What do fly maggots on a corpse, taking blood pressures and operating stage equipment have in common? WVU Days in the Kanawha Valley.

West Virginia University faculty members will discuss these and other topics when they visit high schools in Boone, Kanawha and Putnam counties Sept. 23-25 as part of the Universitys annualroad showto promote higher education and WVU academic programs.

Our faculty always look forward to going into the public schools and sharing their expertise with students, WVU President David C. Hardesty Jr. said.These presentations give students a small taste of what a college class is likean experience that will hopefully persuade them to pursue a post-secondary education.

Jim Amrine, a professor of entomology in the Davis College of Agriculture, Forestry and Consumer Sciences, will lecture on the science of forensic entomology and how it relates to solving crimes.

Corpses attract several species of blowflies, which lay eggs and produce maggots that feed off the decaying body, Amrine said.
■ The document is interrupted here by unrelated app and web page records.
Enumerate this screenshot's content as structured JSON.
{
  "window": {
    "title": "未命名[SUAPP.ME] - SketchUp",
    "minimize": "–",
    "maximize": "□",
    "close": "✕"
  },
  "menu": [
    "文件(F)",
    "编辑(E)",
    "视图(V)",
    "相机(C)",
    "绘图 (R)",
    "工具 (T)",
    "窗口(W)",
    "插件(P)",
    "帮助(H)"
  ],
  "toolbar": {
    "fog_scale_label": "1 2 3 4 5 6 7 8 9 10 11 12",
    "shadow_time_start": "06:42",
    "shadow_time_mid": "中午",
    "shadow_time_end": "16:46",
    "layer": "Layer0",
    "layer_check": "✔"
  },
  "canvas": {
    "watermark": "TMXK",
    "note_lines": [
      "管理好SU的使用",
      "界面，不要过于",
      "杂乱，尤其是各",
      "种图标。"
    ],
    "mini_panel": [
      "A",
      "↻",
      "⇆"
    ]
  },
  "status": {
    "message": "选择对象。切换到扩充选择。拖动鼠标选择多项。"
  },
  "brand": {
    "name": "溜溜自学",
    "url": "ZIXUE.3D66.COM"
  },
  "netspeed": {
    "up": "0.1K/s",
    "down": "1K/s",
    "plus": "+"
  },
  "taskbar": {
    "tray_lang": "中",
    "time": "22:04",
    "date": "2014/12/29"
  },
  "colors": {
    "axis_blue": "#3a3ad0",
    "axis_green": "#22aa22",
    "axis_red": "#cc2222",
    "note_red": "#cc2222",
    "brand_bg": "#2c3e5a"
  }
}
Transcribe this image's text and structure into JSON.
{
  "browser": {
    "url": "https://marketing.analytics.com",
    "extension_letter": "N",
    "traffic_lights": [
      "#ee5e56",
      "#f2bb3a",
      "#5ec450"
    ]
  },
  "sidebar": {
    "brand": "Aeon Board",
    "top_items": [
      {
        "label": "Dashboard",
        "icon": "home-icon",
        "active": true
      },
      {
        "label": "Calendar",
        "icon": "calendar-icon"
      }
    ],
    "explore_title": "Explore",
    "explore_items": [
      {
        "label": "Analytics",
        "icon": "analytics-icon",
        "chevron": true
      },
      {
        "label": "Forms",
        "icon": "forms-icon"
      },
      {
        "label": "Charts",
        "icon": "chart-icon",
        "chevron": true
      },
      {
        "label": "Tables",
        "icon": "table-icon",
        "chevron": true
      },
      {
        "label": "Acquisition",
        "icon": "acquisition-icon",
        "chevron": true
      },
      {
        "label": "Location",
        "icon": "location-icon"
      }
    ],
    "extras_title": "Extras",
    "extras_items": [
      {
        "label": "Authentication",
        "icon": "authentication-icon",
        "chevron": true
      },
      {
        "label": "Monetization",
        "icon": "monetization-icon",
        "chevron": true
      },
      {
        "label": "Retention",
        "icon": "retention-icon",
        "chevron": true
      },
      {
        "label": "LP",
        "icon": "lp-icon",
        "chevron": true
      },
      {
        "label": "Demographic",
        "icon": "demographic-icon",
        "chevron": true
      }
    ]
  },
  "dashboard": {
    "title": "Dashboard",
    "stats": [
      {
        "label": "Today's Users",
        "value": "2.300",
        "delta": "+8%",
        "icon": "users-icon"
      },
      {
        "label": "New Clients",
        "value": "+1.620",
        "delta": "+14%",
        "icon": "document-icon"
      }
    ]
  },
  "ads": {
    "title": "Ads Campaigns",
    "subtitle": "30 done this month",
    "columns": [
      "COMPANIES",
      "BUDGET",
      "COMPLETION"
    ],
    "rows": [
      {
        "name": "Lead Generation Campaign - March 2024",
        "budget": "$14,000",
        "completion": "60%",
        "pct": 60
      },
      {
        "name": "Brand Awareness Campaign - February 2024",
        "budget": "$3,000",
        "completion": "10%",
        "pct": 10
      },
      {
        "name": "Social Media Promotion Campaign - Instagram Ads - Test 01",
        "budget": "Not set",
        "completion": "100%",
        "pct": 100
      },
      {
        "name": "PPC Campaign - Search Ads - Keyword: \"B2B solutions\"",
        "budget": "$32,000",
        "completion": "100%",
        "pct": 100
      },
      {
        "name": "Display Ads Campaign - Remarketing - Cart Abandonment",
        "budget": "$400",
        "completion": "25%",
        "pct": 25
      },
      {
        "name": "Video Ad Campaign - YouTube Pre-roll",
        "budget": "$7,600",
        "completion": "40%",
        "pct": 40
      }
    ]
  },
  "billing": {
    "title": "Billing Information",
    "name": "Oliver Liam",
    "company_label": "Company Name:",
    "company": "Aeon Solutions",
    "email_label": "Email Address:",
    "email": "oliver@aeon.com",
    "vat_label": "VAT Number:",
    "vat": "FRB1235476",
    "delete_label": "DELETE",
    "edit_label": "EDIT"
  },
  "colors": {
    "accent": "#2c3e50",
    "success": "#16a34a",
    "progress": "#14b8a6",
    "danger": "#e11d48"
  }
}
Under the right conditions, forensic entomologists can determine how long a person has been dead by examining the various developmental stages of the maggots on the body.

In some cases you can get some pretty good estimates of how long a body has been at the scene based on what species of blowflies you find, the temperature and other conditions,he said.You can go backward to when the flies laid their eggs to determine the approximate time of death.

Amrine, who has assisted with criminal investigations since the late 1970s, will pass around a jar of maggots and a box of preserved insects to give students a bugs-eye view of the insects one might find on a body.

While Amrines talk will focus on the dead, Cynthia Armstrong Persily will lecture about a profession devoted to keeping people alive and well.

Persily, the School of Nursings associate dean for academic affairs for the southern region, will go over various nursing careers, from pediatrics, obstetrics and trauma to nursing education, nurse practitioner and nurse anesthetist. She will also discuss high school subjects that are prerequisites for a nursing education, including 12 hours of science courses.

Well also be talking a little about the nursing shortage nationwide and the career opportunities that presents in the future,Persily added.

Students in Joshua Williamsons workshop will learn what it takes to make stage performers look and sound good.

Williamson, assistant professor of lighting and sound design in the College of Creative Arts, will explain the fundamentals of running stage equipment. He will also demonstrate how to properly operate lighting equipment, speakers, microphones and sound playback devices.

I involve the students with as much hands-on activities as the facilities will allow,Williamson said.

Besides the faculty lectures, WVU administrators and students will visit area middle schools to present college awareness programs. These presentations will focus on career choices, college expenses and time management.